Today, I let my son risk my life and drive me to the store. As I'm alive to tell the tale, I guess he did alright but my heart was beating in the 100's. I was diagnosed with Anxiety Disorder when I was in my 20's. I have a decent handle on it now but not all the time. It was hard for me to hand my car keys to my son and relinquish the control of the vehicle to my son who has had approximately 30 minutes of driving time behind him. I couldn't relax and something tells me I won't be relaxing ever again, even when the child has a license. The minute that Kris became a teen, I have been holding my breath. Emily is predictable. Difficult, yes but predictable and she is little yet. My son is now 16. In 2 short years, he will be an "adult" and little by little, I will need to relinquish to my son, more than just the car keys. Today was only a little illustration of how hard that is going to be.

Tuesday, September 01, 2009

Another good idea for Childhood Cancer Awareness Month


This is great...let's get the word out.... Be sure to read the press release...this is awesome.

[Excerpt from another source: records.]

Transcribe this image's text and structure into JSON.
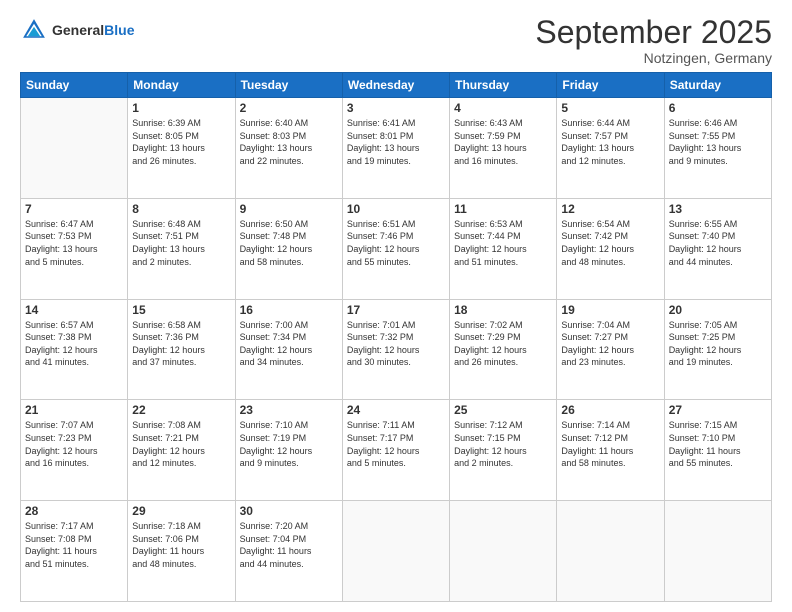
{
  "header": {
    "logo_text_general": "General",
    "logo_text_blue": "Blue",
    "month_title": "September 2025",
    "location": "Notzingen, Germany"
  },
  "weekdays": [
    "Sunday",
    "Monday",
    "Tuesday",
    "Wednesday",
    "Thursday",
    "Friday",
    "Saturday"
  ],
  "weeks": [
    [
      {
        "day": "",
        "info": ""
      },
      {
        "day": "1",
        "info": "Sunrise: 6:39 AM\nSunset: 8:05 PM\nDaylight: 13 hours\nand 26 minutes."
      },
      {
        "day": "2",
        "info": "Sunrise: 6:40 AM\nSunset: 8:03 PM\nDaylight: 13 hours\nand 22 minutes."
      },
      {
        "day": "3",
        "info": "Sunrise: 6:41 AM\nSunset: 8:01 PM\nDaylight: 13 hours\nand 19 minutes."
      },
      {
        "day": "4",
        "info": "Sunrise: 6:43 AM\nSunset: 7:59 PM\nDaylight: 13 hours\nand 16 minutes."
      },
      {
        "day": "5",
        "info": "Sunrise: 6:44 AM\nSunset: 7:57 PM\nDaylight: 13 hours\nand 12 minutes."
      },
      {
        "day": "6",
        "info": "Sunrise: 6:46 AM\nSunset: 7:55 PM\nDaylight: 13 hours\nand 9 minutes."
      }
    ],
    [
      {
        "day": "7",
        "info": "Sunrise: 6:47 AM\nSunset: 7:53 PM\nDaylight: 13 hours\nand 5 minutes."
      },
      {
        "day": "8",
        "info": "Sunrise: 6:48 AM\nSunset: 7:51 PM\nDaylight: 13 hours\nand 2 minutes."
      },
      {
        "day": "9",
        "info": "Sunrise: 6:50 AM\nSunset: 7:48 PM\nDaylight: 12 hours\nand 58 minutes."
      },
      {
        "day": "10",
        "info": "Sunrise: 6:51 AM\nSunset: 7:46 PM\nDaylight: 12 hours\nand 55 minutes."
      },
      {
        "day": "11",
        "info": "Sunrise: 6:53 AM\nSunset: 7:44 PM\nDaylight: 12 hours\nand 51 minutes."
      },
      {
        "day": "12",
        "info": "Sunrise: 6:54 AM\nSunset: 7:42 PM\nDaylight: 12 hours\nand 48 minutes."
      },
      {
        "day": "13",
        "info": "Sunrise: 6:55 AM\nSunset: 7:40 PM\nDaylight: 12 hours\nand 44 minutes."
      }
    ],
    [
      {
        "day": "14",
        "info": "Sunrise: 6:57 AM\nSunset: 7:38 PM\nDaylight: 12 hours\nand 41 minutes."
      },
      {
        "day": "15",
        "info": "Sunrise: 6:58 AM\nSunset: 7:36 PM\nDaylight: 12 hours\nand 37 minutes."
      },
      {
        "day": "16",
        "info": "Sunrise: 7:00 AM\nSunset: 7:34 PM\nDaylight: 12 hours\nand 34 minutes."
      },
      {
        "day": "17",
        "info": "Sunrise: 7:01 AM\nSunset: 7:32 PM\nDaylight: 12 hours\nand 30 minutes."
      },
      {
        "day": "18",
        "info": "Sunrise: 7:02 AM\nSunset: 7:29 PM\nDaylight: 12 hours\nand 26 minutes."
      },
      {
        "day": "19",
        "info": "Sunrise: 7:04 AM\nSunset: 7:27 PM\nDaylight: 12 hours\nand 23 minutes."
      },
      {
        "day": "20",
        "info": "Sunrise: 7:05 AM\nSunset: 7:25 PM\nDaylight: 12 hours\nand 19 minutes."
      }
    ],
    [
      {
        "day": "21",
        "info": "Sunrise: 7:07 AM\nSunset: 7:23 PM\nDaylight: 12 hours\nand 16 minutes."
      },
      {
        "day": "22",
        "info": "Sunrise: 7:08 AM\nSunset: 7:21 PM\nDaylight: 12 hours\nand 12 minutes."
      },
      {
        "day": "23",
        "info": "Sunrise: 7:10 AM\nSunset: 7:19 PM\nDaylight: 12 hours\nand 9 minutes."
      },
      {
        "day": "24",
        "info": "Sunrise: 7:11 AM\nSunset: 7:17 PM\nDaylight: 12 hours\nand 5 minutes."
      },
      {
        "day": "25",
        "info": "Sunrise: 7:12 AM\nSunset: 7:15 PM\nDaylight: 12 hours\nand 2 minutes."
      },
      {
        "day": "26",
        "info": "Sunrise: 7:14 AM\nSunset: 7:12 PM\nDaylight: 11 hours\nand 58 minutes."
      },
      {
        "day": "27",
        "info": "Sunrise: 7:15 AM\nSunset: 7:10 PM\nDaylight: 11 hours\nand 55 minutes."
      }
    ],
    [
      {
        "day": "28",
        "info": "Sunrise: 7:17 AM\nSunset: 7:08 PM\nDaylight: 11 hours\nand 51 minutes."
      },
      {
        "day": "29",
        "info": "Sunrise: 7:18 AM\nSunset: 7:06 PM\nDaylight: 11 hours\nand 48 minutes."
      },
      {
        "day": "30",
        "info": "Sunrise: 7:20 AM\nSunset: 7:04 PM\nDaylight: 11 hours\nand 44 minutes."
      },
      {
        "day": "",
        "info": ""
      },
      {
        "day": "",
        "info": ""
      },
      {
        "day": "",
        "info": ""
      },
      {
        "day": "",
        "info": ""
      }
    ]
  ]
}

The campaign includes a new component enabling people to donate to the Aflac Cancer Center (ACC) through the Aflac Cancer Center causes page which can be accessed on Facebook.com or at www.aflac.com/aflaccancercenter. Aflac will contribute one dollar for anyone who joins the ACC causes page and will match donations up to $1 million.
The month-long campaign also includes a text to donate program which opens on September 1, and targets NASCAR fans. It will be highlighted on September 6th as NASCAR star Carl Edwards drives his No. 99 Aflac Ford Fusion at the nationally televised race at the Atlanta Motor Speedway. The car's paint scheme, designed by a 13-year-old patient at the Aflac Cancer Center, signifies a special tribute to the Aflac Cancer Center and all children fighting childhood cancer. The company will sustain the fundraising drive throughout the month of September.

Aflac will donate $1 for anyone who joins the Aflac Cancer Center causes page, an application on Facebook. The company will also match donations up to $1 million and Aflac CEO Dan Amos will initiate donations with a personal contribution of $100,000.

Throughout September, NASCAR fans are encouraged to text the phrase "GOCARL" to 90999 to make a $5 donation to the Aflac Cancer Center of Children's Healthcare of Atlanta. All donations will appear on the contributor's next cellular phone bill

Sale of Die Cast Replica Cars
Motorsports Authentics will donate 5 percent of proceeds from the sale of the No. 99 Aflac Ford Fusion die cast to the Aflac Cancer Center.